───── Data in this exercise

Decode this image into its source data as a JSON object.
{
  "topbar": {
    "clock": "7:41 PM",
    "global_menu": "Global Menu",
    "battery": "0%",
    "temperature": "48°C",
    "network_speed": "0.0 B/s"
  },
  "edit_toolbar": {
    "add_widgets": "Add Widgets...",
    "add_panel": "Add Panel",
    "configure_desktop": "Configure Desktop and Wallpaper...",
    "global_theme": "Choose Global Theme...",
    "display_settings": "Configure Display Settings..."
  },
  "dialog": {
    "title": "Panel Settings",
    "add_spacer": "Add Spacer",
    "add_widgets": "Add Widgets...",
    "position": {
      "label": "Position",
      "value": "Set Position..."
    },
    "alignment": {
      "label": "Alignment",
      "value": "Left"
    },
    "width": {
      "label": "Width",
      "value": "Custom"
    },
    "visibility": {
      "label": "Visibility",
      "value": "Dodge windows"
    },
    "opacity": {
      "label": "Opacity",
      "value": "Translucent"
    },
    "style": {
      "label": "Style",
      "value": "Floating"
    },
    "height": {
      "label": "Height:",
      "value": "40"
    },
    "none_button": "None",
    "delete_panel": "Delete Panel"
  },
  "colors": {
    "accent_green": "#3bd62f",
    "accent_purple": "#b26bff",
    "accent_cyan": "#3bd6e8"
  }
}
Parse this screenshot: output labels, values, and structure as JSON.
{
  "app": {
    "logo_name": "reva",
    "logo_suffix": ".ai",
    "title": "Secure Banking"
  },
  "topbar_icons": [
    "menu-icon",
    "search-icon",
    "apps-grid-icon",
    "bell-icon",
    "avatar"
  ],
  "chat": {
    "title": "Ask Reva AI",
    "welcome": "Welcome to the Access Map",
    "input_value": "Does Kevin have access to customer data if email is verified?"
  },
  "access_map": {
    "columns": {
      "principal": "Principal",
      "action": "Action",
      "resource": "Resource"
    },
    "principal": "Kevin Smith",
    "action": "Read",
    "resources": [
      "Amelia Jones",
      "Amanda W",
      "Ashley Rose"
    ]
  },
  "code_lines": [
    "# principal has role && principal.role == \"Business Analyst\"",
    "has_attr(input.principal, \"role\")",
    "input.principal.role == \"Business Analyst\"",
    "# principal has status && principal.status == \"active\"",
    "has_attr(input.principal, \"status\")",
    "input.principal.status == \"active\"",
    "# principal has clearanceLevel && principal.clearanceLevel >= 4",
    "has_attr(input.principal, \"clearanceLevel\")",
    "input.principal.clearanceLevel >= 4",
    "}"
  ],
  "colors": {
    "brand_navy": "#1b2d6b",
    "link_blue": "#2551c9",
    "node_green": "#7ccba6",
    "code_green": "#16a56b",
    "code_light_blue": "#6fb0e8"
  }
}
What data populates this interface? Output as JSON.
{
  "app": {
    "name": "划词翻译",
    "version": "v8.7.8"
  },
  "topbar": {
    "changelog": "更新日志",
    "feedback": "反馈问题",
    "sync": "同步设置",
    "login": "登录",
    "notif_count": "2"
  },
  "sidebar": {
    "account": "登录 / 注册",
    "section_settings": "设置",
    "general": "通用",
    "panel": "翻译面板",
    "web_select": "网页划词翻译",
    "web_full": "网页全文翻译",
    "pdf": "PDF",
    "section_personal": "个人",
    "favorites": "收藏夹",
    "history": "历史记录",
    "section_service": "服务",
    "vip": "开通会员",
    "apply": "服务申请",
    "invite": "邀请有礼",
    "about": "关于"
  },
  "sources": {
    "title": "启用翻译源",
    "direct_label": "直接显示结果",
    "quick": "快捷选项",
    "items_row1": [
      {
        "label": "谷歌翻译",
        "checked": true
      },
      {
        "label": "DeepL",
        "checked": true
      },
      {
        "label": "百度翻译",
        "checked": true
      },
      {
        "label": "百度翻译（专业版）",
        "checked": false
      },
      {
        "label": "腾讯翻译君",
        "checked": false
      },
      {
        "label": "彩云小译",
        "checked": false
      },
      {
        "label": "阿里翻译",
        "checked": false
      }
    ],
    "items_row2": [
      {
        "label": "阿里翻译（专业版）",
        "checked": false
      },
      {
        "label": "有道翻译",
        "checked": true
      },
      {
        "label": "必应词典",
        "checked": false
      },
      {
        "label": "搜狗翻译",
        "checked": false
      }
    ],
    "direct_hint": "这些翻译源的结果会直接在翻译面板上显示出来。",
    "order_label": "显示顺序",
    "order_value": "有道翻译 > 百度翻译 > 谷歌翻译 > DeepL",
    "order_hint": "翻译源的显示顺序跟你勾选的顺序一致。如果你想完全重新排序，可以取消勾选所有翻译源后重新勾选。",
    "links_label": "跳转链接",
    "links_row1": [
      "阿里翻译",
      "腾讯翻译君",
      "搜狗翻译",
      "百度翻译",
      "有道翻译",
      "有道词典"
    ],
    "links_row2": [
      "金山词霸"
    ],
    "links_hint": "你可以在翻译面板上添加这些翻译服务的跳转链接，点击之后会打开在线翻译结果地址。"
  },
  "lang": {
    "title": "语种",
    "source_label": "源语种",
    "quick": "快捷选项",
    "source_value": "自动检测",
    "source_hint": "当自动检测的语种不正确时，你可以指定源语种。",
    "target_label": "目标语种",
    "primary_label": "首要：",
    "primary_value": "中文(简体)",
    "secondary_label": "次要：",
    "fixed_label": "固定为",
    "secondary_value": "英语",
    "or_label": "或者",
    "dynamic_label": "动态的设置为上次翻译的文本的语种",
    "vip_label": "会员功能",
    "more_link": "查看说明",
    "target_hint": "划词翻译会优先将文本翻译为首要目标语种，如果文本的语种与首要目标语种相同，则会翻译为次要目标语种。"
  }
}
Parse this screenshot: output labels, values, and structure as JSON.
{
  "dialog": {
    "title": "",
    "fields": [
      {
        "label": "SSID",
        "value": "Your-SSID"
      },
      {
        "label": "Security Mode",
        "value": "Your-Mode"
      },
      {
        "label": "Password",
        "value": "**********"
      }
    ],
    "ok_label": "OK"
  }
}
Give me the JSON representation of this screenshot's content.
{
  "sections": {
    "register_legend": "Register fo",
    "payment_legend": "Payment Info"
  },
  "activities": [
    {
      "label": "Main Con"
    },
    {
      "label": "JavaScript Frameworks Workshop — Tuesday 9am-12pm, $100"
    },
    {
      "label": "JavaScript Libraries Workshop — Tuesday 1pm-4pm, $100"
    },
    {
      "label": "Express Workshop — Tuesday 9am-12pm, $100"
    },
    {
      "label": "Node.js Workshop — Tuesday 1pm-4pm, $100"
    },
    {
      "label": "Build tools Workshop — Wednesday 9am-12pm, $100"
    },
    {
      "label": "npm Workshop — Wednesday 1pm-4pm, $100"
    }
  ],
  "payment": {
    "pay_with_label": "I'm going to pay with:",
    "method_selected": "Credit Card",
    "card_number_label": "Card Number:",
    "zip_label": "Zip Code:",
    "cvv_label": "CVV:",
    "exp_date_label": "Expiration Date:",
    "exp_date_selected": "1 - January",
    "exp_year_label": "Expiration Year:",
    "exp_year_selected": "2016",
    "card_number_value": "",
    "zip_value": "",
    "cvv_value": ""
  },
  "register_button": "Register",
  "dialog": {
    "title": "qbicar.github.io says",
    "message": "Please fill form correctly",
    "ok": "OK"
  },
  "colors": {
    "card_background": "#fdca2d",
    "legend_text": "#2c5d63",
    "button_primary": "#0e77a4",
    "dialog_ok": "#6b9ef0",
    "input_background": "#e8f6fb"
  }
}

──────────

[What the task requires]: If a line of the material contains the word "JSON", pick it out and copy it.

[Response to this task]:
Decode this image into its source data as a JSON object.
Parse this screenshot: output labels, values, and structure as JSON.
What data populates this interface? Output as JSON.
Parse this screenshot: output labels, values, and structure as JSON.
Give me the JSON representation of this screenshot's content.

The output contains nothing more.